Problem to work on: Repeat all of the data below word for word, keeping no images.

(Dataset excerpts)

----------------------------------------

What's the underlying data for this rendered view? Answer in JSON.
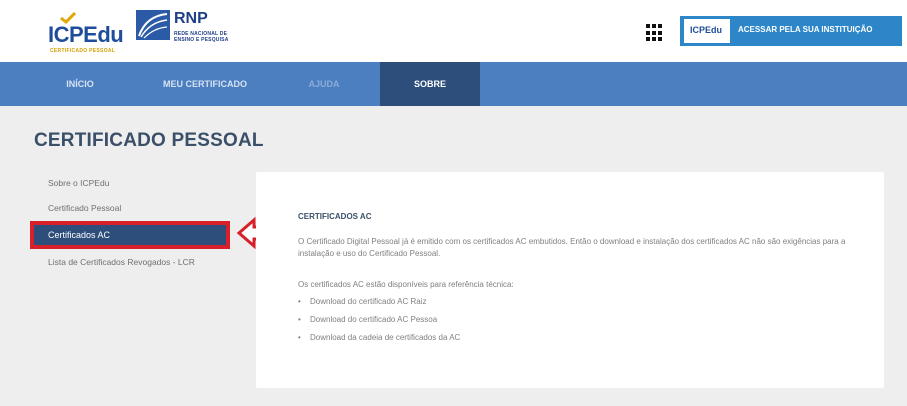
{
  "header": {
    "logo_icp_text": "ICPEdu",
    "logo_icp_sub": "CERTIFICADO PESSOAL",
    "logo_rnp_text": "RNP",
    "logo_rnp_sub1": "REDE NACIONAL DE",
    "logo_rnp_sub2": "ENSINO E PESQUISA",
    "login_logo_text": "ICPEdu",
    "login_label": "ACESSAR PELA SUA INSTITUIÇÃO",
    "grid_icon": "apps-grid-icon"
  },
  "nav": {
    "items": [
      {
        "label": "INÍCIO"
      },
      {
        "label": "MEU CERTIFICADO"
      },
      {
        "label": "AJUDA"
      },
      {
        "label": "SOBRE"
      }
    ]
  },
  "page_title": "CERTIFICADO PESSOAL",
  "sidebar": {
    "items": [
      {
        "label": "Sobre o ICPEdu"
      },
      {
        "label": "Certificado Pessoal"
      },
      {
        "label": "Certificados AC"
      },
      {
        "label": "Lista de Certificados Revogados - LCR"
      }
    ]
  },
  "content": {
    "heading": "CERTIFICADOS AC",
    "paragraph": "O Certificado Digital Pessoal já é emitido com os certificados AC embutidos. Então o download e instalação dos certificados AC não são exigências para a instalação e uso do Certificado Pessoal.",
    "paragraph2": "Os certificados AC estão disponíveis para referência técnica:",
    "links": [
      {
        "label": "Download do certificado AC Raiz"
      },
      {
        "label": "Download do certificado AC Pessoa"
      },
      {
        "label": "Download da cadeia de certificados da AC"
      }
    ]
  },
  "colors": {
    "nav_bg": "#4c7fc0",
    "nav_active_bg": "#2d4e7a",
    "highlight_red": "#d8202a",
    "login_btn_bg": "#2d86c8"
  }
}
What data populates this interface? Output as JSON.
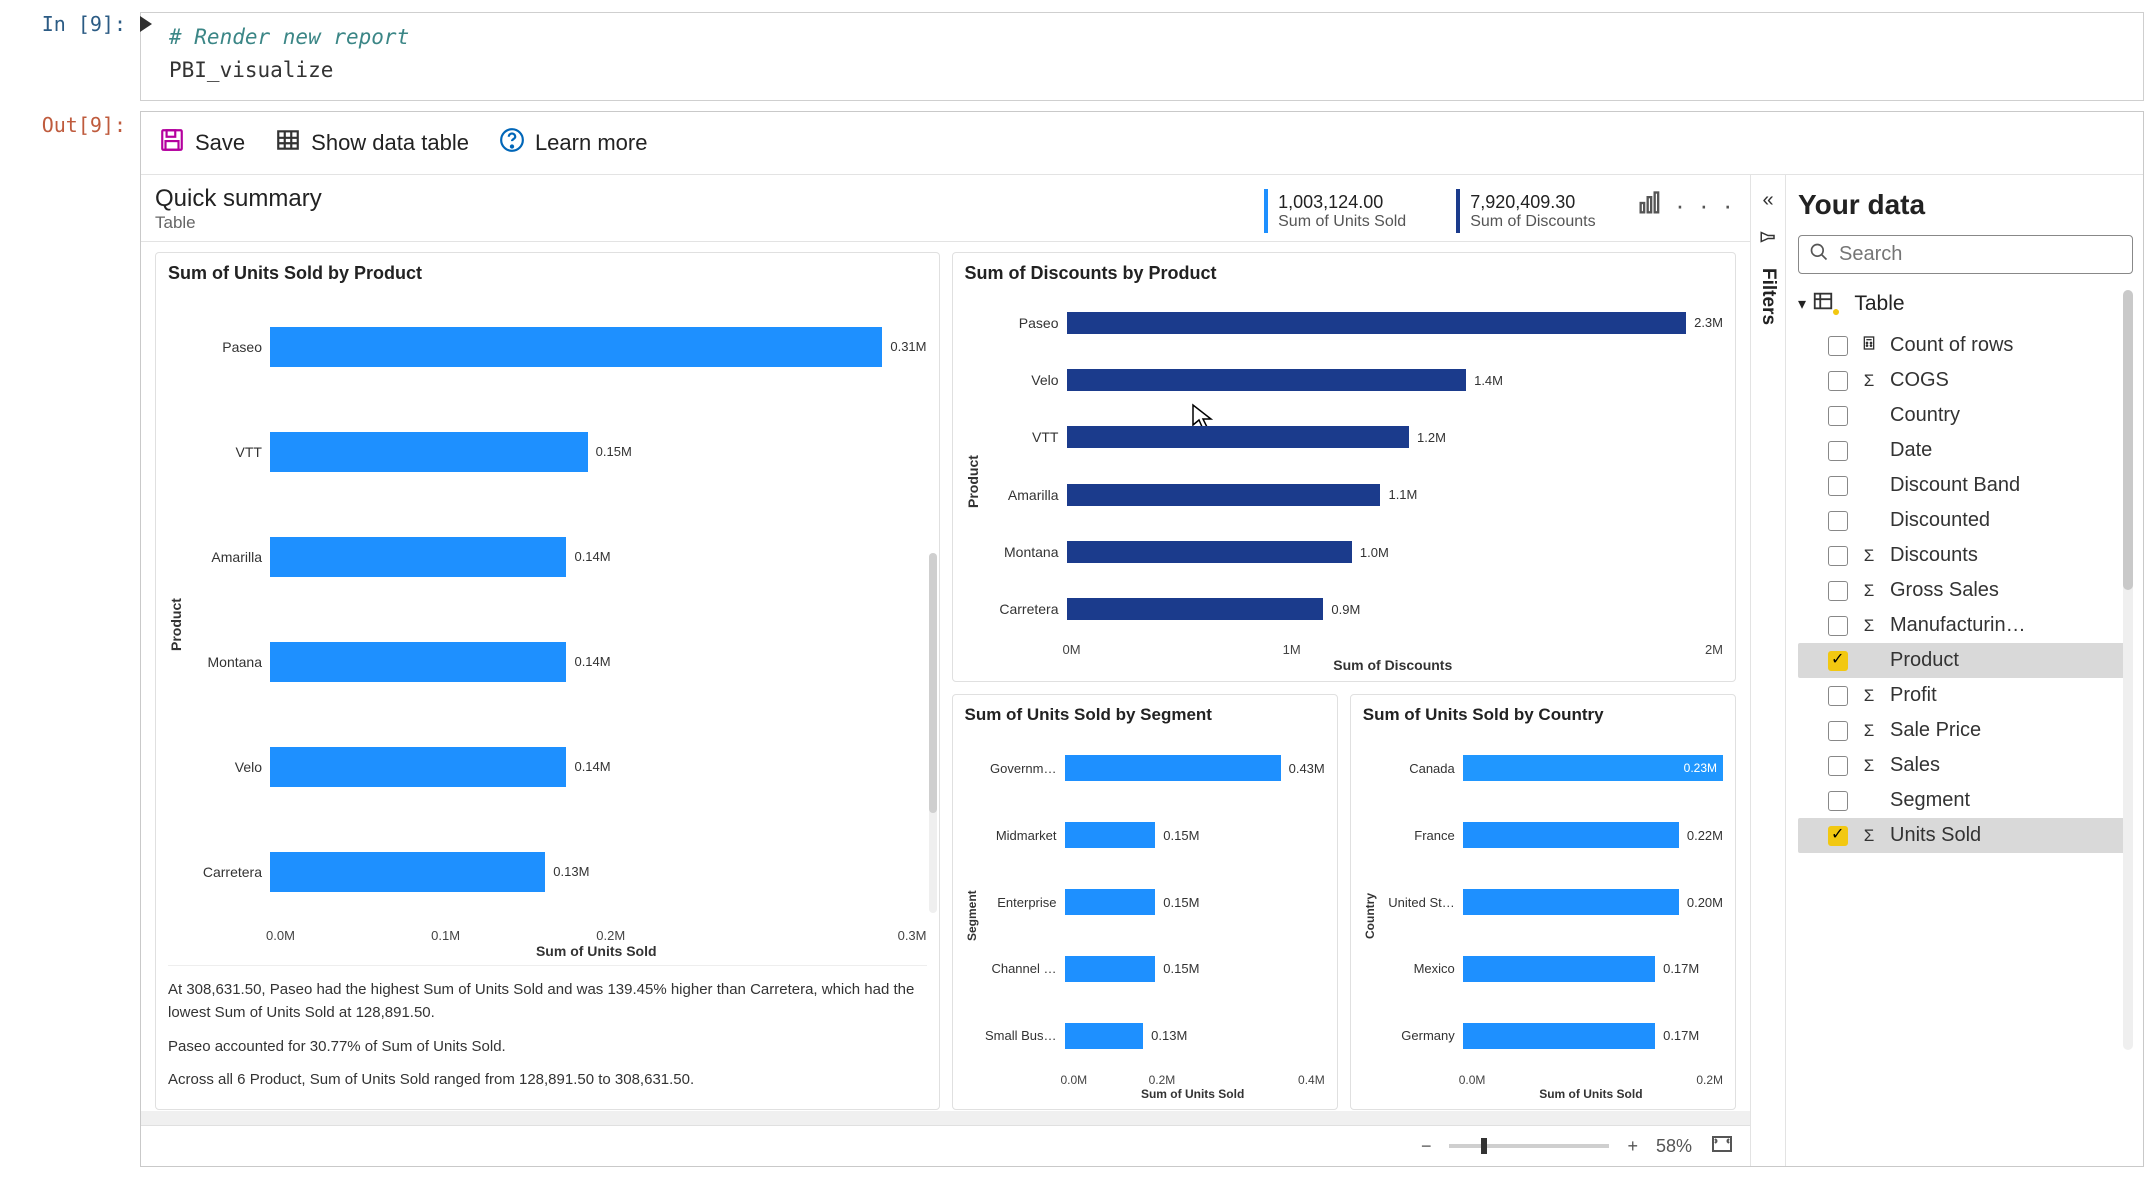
{
  "notebook": {
    "in_prompt": "In [9]:",
    "out_prompt": "Out[9]:",
    "code_comment": "# Render new report",
    "code_line": "PBI_visualize"
  },
  "toolbar": {
    "save_label": "Save",
    "show_table_label": "Show data table",
    "learn_more_label": "Learn more"
  },
  "header": {
    "title": "Quick summary",
    "subtitle": "Table",
    "kpi1_value": "1,003,124.00",
    "kpi1_label": "Sum of Units Sold",
    "kpi2_value": "7,920,409.30",
    "kpi2_label": "Sum of Discounts"
  },
  "chart_data": [
    {
      "id": "units_by_product",
      "type": "bar",
      "orientation": "horizontal",
      "title": "Sum of Units Sold by Product",
      "ylabel": "Product",
      "xlabel": "Sum of Units Sold",
      "categories": [
        "Paseo",
        "VTT",
        "Amarilla",
        "Montana",
        "Velo",
        "Carretera"
      ],
      "values_label": [
        "0.31M",
        "0.15M",
        "0.14M",
        "0.14M",
        "0.14M",
        "0.13M"
      ],
      "values": [
        0.31,
        0.15,
        0.14,
        0.14,
        0.14,
        0.13
      ],
      "xticks": [
        "0.0M",
        "0.1M",
        "0.2M",
        "0.3M"
      ],
      "color": "#1e90ff",
      "notes": [
        "At 308,631.50,  Paseo had the highest Sum of Units Sold and was 139.45% higher than  Carretera, which had the lowest Sum of Units Sold at 128,891.50.",
        " Paseo accounted for 30.77% of Sum of Units Sold.",
        "Across all 6 Product, Sum of Units Sold ranged from 128,891.50 to 308,631.50."
      ]
    },
    {
      "id": "discounts_by_product",
      "type": "bar",
      "orientation": "horizontal",
      "title": "Sum of Discounts by Product",
      "ylabel": "Product",
      "xlabel": "Sum of Discounts",
      "categories": [
        "Paseo",
        "Velo",
        "VTT",
        "Amarilla",
        "Montana",
        "Carretera"
      ],
      "values_label": [
        "2.3M",
        "1.4M",
        "1.2M",
        "1.1M",
        "1.0M",
        "0.9M"
      ],
      "values": [
        2.3,
        1.4,
        1.2,
        1.1,
        1.0,
        0.9
      ],
      "xticks": [
        "0M",
        "1M",
        "2M"
      ],
      "color": "#1b3b8c"
    },
    {
      "id": "units_by_segment",
      "type": "bar",
      "orientation": "horizontal",
      "title": "Sum of Units Sold by Segment",
      "ylabel": "Segment",
      "xlabel": "Sum of Units Sold",
      "categories": [
        "Governm…",
        "Midmarket",
        "Enterprise",
        "Channel …",
        "Small Bus…"
      ],
      "values_label": [
        "0.43M",
        "0.15M",
        "0.15M",
        "0.15M",
        "0.13M"
      ],
      "values": [
        0.43,
        0.15,
        0.15,
        0.15,
        0.13
      ],
      "xticks": [
        "0.0M",
        "0.2M",
        "0.4M"
      ],
      "color": "#1e90ff"
    },
    {
      "id": "units_by_country",
      "type": "bar",
      "orientation": "horizontal",
      "title": "Sum of Units Sold by Country",
      "ylabel": "Country",
      "xlabel": "Sum of Units Sold",
      "categories": [
        "Canada",
        "France",
        "United St…",
        "Mexico",
        "Germany"
      ],
      "values_label": [
        "0.23M",
        "0.22M",
        "0.20M",
        "0.17M",
        "0.17M"
      ],
      "values": [
        0.23,
        0.22,
        0.2,
        0.17,
        0.17
      ],
      "xticks": [
        "0.0M",
        "0.2M"
      ],
      "color": "#1e90ff",
      "highlighted": "Canada"
    }
  ],
  "filters": {
    "label": "Filters"
  },
  "data_panel": {
    "title": "Your data",
    "search_placeholder": "Search",
    "table_label": "Table",
    "fields": [
      {
        "name": "Count of rows",
        "icon": "calc",
        "selected": false
      },
      {
        "name": "COGS",
        "icon": "sigma",
        "selected": false
      },
      {
        "name": "Country",
        "icon": "",
        "selected": false
      },
      {
        "name": "Date",
        "icon": "",
        "selected": false
      },
      {
        "name": "Discount Band",
        "icon": "",
        "selected": false
      },
      {
        "name": "Discounted",
        "icon": "",
        "selected": false
      },
      {
        "name": "Discounts",
        "icon": "sigma",
        "selected": false
      },
      {
        "name": "Gross Sales",
        "icon": "sigma",
        "selected": false
      },
      {
        "name": "Manufacturin…",
        "icon": "sigma",
        "selected": false
      },
      {
        "name": "Product",
        "icon": "",
        "selected": true
      },
      {
        "name": "Profit",
        "icon": "sigma",
        "selected": false
      },
      {
        "name": "Sale Price",
        "icon": "sigma",
        "selected": false
      },
      {
        "name": "Sales",
        "icon": "sigma",
        "selected": false
      },
      {
        "name": "Segment",
        "icon": "",
        "selected": false
      },
      {
        "name": "Units Sold",
        "icon": "sigma",
        "selected": true
      }
    ]
  },
  "zoom": {
    "minus": "−",
    "plus": "+",
    "value": "58%"
  }
}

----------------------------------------

Solved problem:
What's the underlying data for this rendered view? Answer in JSON.
{
  "header": {
    "logo_icp_text": "ICPEdu",
    "logo_icp_sub": "CERTIFICADO PESSOAL",
    "logo_rnp_text": "RNP",
    "logo_rnp_sub1": "REDE NACIONAL DE",
    "logo_rnp_sub2": "ENSINO E PESQUISA",
    "login_logo_text": "ICPEdu",
    "login_label": "ACESSAR PELA SUA INSTITUIÇÃO",
    "grid_icon": "apps-grid-icon"
  },
  "nav": {
    "items": [
      {
        "label": "INÍCIO"
      },
      {
        "label": "MEU CERTIFICADO"
      },
      {
        "label": "AJUDA"
      },
      {
        "label": "SOBRE"
      }
    ]
  },
  "page_title": "CERTIFICADO PESSOAL",
  "sidebar": {
    "items": [
      {
        "label": "Sobre o ICPEdu"
      },
      {
        "label": "Certificado Pessoal"
      },
      {
        "label": "Certificados AC"
      },
      {
        "label": "Lista de Certificados Revogados - LCR"
      }
    ]
  },
  "content": {
    "heading": "CERTIFICADOS AC",
    "paragraph": "O Certificado Digital Pessoal já é emitido com os certificados AC embutidos. Então o download e instalação dos certificados AC não são exigências para a instalação e uso do Certificado Pessoal.",
    "paragraph2": "Os certificados AC estão disponíveis para referência técnica:",
    "links": [
      {
        "label": "Download do certificado AC Raiz"
      },
      {
        "label": "Download do certificado AC Pessoa"
      },
      {
        "label": "Download da cadeia de certificados da AC"
      }
    ]
  },
  "colors": {
    "nav_bg": "#4c7fc0",
    "nav_active_bg": "#2d4e7a",
    "highlight_red": "#d8202a",
    "login_btn_bg": "#2d86c8"
  }
}
What data populates this interface? Output as JSON.
{
  "notebook": {
    "in_prompt": "In [9]:",
    "out_prompt": "Out[9]:",
    "code_comment": "# Render new report",
    "code_line": "PBI_visualize"
  },
  "toolbar": {
    "save_label": "Save",
    "show_table_label": "Show data table",
    "learn_more_label": "Learn more"
  },
  "header": {
    "title": "Quick summary",
    "subtitle": "Table",
    "kpi1_value": "1,003,124.00",
    "kpi1_label": "Sum of Units Sold",
    "kpi2_value": "7,920,409.30",
    "kpi2_label": "Sum of Discounts"
  },
  "chart_data": [
    {
      "id": "units_by_product",
      "type": "bar",
      "orientation": "horizontal",
      "title": "Sum of Units Sold by Product",
      "ylabel": "Product",
      "xlabel": "Sum of Units Sold",
      "categories": [
        "Paseo",
        "VTT",
        "Amarilla",
        "Montana",
        "Velo",
        "Carretera"
      ],
      "values_label": [
        "0.31M",
        "0.15M",
        "0.14M",
        "0.14M",
        "0.14M",
        "0.13M"
      ],
      "values": [
        0.31,
        0.15,
        0.14,
        0.14,
        0.14,
        0.13
      ],
      "xticks": [
        "0.0M",
        "0.1M",
        "0.2M",
        "0.3M"
      ],
      "color": "#1e90ff",
      "notes": [
        "At 308,631.50,  Paseo had the highest Sum of Units Sold and was 139.45% higher than  Carretera, which had the lowest Sum of Units Sold at 128,891.50.",
        " Paseo accounted for 30.77% of Sum of Units Sold.",
        "Across all 6 Product, Sum of Units Sold ranged from 128,891.50 to 308,631.50."
      ]
    },
    {
      "id": "discounts_by_product",
      "type": "bar",
      "orientation": "horizontal",
      "title": "Sum of Discounts by Product",
      "ylabel": "Product",
      "xlabel": "Sum of Discounts",
      "categories": [
        "Paseo",
        "Velo",
        "VTT",
        "Amarilla",
        "Montana",
        "Carretera"
      ],
      "values_label": [
        "2.3M",
        "1.4M",
        "1.2M",
        "1.1M",
        "1.0M",
        "0.9M"
      ],
      "values": [
        2.3,
        1.4,
        1.2,
        1.1,
        1.0,
        0.9
      ],
      "xticks": [
        "0M",
        "1M",
        "2M"
      ],
      "color": "#1b3b8c"
    },
    {
      "id": "units_by_segment",
      "type": "bar",
      "orientation": "horizontal",
      "title": "Sum of Units Sold by Segment",
      "ylabel": "Segment",
      "xlabel": "Sum of Units Sold",
      "categories": [
        "Governm…",
        "Midmarket",
        "Enterprise",
        "Channel …",
        "Small Bus…"
      ],
      "values_label": [
        "0.43M",
        "0.15M",
        "0.15M",
        "0.15M",
        "0.13M"
      ],
      "values": [
        0.43,
        0.15,
        0.15,
        0.15,
        0.13
      ],
      "xticks": [
        "0.0M",
        "0.2M",
        "0.4M"
      ],
      "color": "#1e90ff"
    },
    {
      "id": "units_by_country",
      "type": "bar",
      "orientation": "horizontal",
      "title": "Sum of Units Sold by Country",
      "ylabel": "Country",
      "xlabel": "Sum of Units Sold",
      "categories": [
        "Canada",
        "France",
        "United St…",
        "Mexico",
        "Germany"
      ],
      "values_label": [
        "0.23M",
        "0.22M",
        "0.20M",
        "0.17M",
        "0.17M"
      ],
      "values": [
        0.23,
        0.22,
        0.2,
        0.17,
        0.17
      ],
      "xticks": [
        "0.0M",
        "0.2M"
      ],
      "color": "#1e90ff",
      "highlighted": "Canada"
    }
  ],
  "filters": {
    "label": "Filters"
  },
  "data_panel": {
    "title": "Your data",
    "search_placeholder": "Search",
    "table_label": "Table",
    "fields": [
      {
        "name": "Count of rows",
        "icon": "calc",
        "selected": false
      },
      {
        "name": "COGS",
        "icon": "sigma",
        "selected": false
      },
      {
        "name": "Country",
        "icon": "",
        "selected": false
      },
      {
        "name": "Date",
        "icon": "",
        "selected": false
      },
      {
        "name": "Discount Band",
        "icon": "",
        "selected": false
      },
      {
        "name": "Discounted",
        "icon": "",
        "selected": false
      },
      {
        "name": "Discounts",
        "icon": "sigma",
        "selected": false
      },
      {
        "name": "Gross Sales",
        "icon": "sigma",
        "selected": false
      },
      {
        "name": "Manufacturin…",
        "icon": "sigma",
        "selected": false
      },
      {
        "name": "Product",
        "icon": "",
        "selected": true
      },
      {
        "name": "Profit",
        "icon": "sigma",
        "selected": false
      },
      {
        "name": "Sale Price",
        "icon": "sigma",
        "selected": false
      },
      {
        "name": "Sales",
        "icon": "sigma",
        "selected": false
      },
      {
        "name": "Segment",
        "icon": "",
        "selected": false
      },
      {
        "name": "Units Sold",
        "icon": "sigma",
        "selected": true
      }
    ]
  },
  "zoom": {
    "minus": "−",
    "plus": "+",
    "value": "58%"
  }
}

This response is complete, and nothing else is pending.